Provided records:

------------------------

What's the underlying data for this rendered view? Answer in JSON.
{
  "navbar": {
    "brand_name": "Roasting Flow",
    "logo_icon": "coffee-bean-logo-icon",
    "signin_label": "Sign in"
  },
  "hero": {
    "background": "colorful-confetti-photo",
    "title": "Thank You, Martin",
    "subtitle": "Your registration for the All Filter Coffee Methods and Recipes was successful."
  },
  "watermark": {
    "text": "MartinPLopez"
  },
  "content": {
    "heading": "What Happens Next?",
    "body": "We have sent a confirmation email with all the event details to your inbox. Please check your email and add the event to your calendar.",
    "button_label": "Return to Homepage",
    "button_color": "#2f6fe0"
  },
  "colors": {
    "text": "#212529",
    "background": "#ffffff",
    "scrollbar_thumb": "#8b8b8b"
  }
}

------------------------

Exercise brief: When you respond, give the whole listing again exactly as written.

Written response:
What's the underlying data for this rendered view? Answer in JSON.
{
  "navbar": {
    "brand_name": "Roasting Flow",
    "logo_icon": "coffee-bean-logo-icon",
    "signin_label": "Sign in"
  },
  "hero": {
    "background": "colorful-confetti-photo",
    "title": "Thank You, Martin",
    "subtitle": "Your registration for the All Filter Coffee Methods and Recipes was successful."
  },
  "watermark": {
    "text": "MartinPLopez"
  },
  "content": {
    "heading": "What Happens Next?",
    "body": "We have sent a confirmation email with all the event details to your inbox. Please check your email and add the event to your calendar.",
    "button_label": "Return to Homepage",
    "button_color": "#2f6fe0"
  },
  "colors": {
    "text": "#212529",
    "background": "#ffffff",
    "scrollbar_thumb": "#8b8b8b"
  }
}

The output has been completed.